PROBLEM DETAILS: Nothing in the records should change; write them all out again.

EXTRACTED INFORMATION:

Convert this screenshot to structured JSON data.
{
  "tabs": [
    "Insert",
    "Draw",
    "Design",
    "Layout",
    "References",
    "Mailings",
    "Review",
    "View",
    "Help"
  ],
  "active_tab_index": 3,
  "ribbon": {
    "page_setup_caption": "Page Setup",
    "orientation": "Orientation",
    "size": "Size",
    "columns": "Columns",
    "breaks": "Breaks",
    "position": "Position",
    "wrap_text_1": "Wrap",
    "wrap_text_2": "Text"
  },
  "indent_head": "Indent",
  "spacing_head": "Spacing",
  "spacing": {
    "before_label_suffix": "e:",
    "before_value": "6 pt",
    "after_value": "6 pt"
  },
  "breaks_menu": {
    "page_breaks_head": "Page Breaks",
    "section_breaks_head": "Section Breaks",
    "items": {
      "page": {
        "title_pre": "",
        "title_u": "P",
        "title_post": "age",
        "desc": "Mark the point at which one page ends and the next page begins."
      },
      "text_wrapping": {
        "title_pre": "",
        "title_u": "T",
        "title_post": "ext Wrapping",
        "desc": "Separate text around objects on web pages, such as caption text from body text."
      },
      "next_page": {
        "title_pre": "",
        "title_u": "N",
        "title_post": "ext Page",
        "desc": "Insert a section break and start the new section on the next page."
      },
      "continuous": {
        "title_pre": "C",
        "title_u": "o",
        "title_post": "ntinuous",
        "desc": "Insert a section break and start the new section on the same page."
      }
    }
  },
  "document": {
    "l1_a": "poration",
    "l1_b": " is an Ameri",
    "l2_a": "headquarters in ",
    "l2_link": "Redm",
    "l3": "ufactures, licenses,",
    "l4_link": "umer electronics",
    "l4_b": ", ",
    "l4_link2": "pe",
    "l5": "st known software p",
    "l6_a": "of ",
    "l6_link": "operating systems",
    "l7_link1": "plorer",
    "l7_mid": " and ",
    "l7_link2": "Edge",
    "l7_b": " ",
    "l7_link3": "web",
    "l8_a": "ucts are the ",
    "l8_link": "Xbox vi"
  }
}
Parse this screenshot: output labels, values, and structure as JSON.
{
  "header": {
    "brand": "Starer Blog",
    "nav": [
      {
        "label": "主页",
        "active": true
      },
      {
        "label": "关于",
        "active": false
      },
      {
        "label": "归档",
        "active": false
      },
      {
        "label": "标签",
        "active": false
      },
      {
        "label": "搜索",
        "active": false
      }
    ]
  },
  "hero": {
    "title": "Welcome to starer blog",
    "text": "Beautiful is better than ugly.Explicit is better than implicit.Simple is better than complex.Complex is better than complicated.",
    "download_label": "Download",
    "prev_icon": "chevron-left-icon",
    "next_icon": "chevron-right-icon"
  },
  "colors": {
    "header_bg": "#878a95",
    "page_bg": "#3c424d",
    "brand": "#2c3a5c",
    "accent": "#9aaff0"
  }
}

RESPONSE:
Convert this screenshot to structured JSON data.
{
  "tabs": [
    "Insert",
    "Draw",
    "Design",
    "Layout",
    "References",
    "Mailings",
    "Review",
    "View",
    "Help"
  ],
  "active_tab_index": 3,
  "ribbon": {
    "page_setup_caption": "Page Setup",
    "orientation": "Orientation",
    "size": "Size",
    "columns": "Columns",
    "breaks": "Breaks",
    "position": "Position",
    "wrap_text_1": "Wrap",
    "wrap_text_2": "Text"
  },
  "indent_head": "Indent",
  "spacing_head": "Spacing",
  "spacing": {
    "before_label_suffix": "e:",
    "before_value": "6 pt",
    "after_value": "6 pt"
  },
  "breaks_menu": {
    "page_breaks_head": "Page Breaks",
    "section_breaks_head": "Section Breaks",
    "items": {
      "page": {
        "title_pre": "",
        "title_u": "P",
        "title_post": "age",
        "desc": "Mark the point at which one page ends and the next page begins."
      },
      "text_wrapping": {
        "title_pre": "",
        "title_u": "T",
        "title_post": "ext Wrapping",
        "desc": "Separate text around objects on web pages, such as caption text from body text."
      },
      "next_page": {
        "title_pre": "",
        "title_u": "N",
        "title_post": "ext Page",
        "desc": "Insert a section break and start the new section on the next page."
      },
      "continuous": {
        "title_pre": "C",
        "title_u": "o",
        "title_post": "ntinuous",
        "desc": "Insert a section break and start the new section on the same page."
      }
    }
  },
  "document": {
    "l1_a": "poration",
    "l1_b": " is an Ameri",
    "l2_a": "headquarters in ",
    "l2_link": "Redm",
    "l3": "ufactures, licenses,",
    "l4_link": "umer electronics",
    "l4_b": ", ",
    "l4_link2": "pe",
    "l5": "st known software p",
    "l6_a": "of ",
    "l6_link": "operating systems",
    "l7_link1": "plorer",
    "l7_mid": " and ",
    "l7_link2": "Edge",
    "l7_b": " ",
    "l7_link3": "web",
    "l8_a": "ucts are the ",
    "l8_link": "Xbox vi"
  }
}
Parse this screenshot: output labels, values, and structure as JSON.
{
  "header": {
    "brand": "Starer Blog",
    "nav": [
      {
        "label": "主页",
        "active": true
      },
      {
        "label": "关于",
        "active": false
      },
      {
        "label": "归档",
        "active": false
      },
      {
        "label": "标签",
        "active": false
      },
      {
        "label": "搜索",
        "active": false
      }
    ]
  },
  "hero": {
    "title": "Welcome to starer blog",
    "text": "Beautiful is better than ugly.Explicit is better than implicit.Simple is better than complex.Complex is better than complicated.",
    "download_label": "Download",
    "prev_icon": "chevron-left-icon",
    "next_icon": "chevron-right-icon"
  },
  "colors": {
    "header_bg": "#878a95",
    "page_bg": "#3c424d",
    "brand": "#2c3a5c",
    "accent": "#9aaff0"
  }
}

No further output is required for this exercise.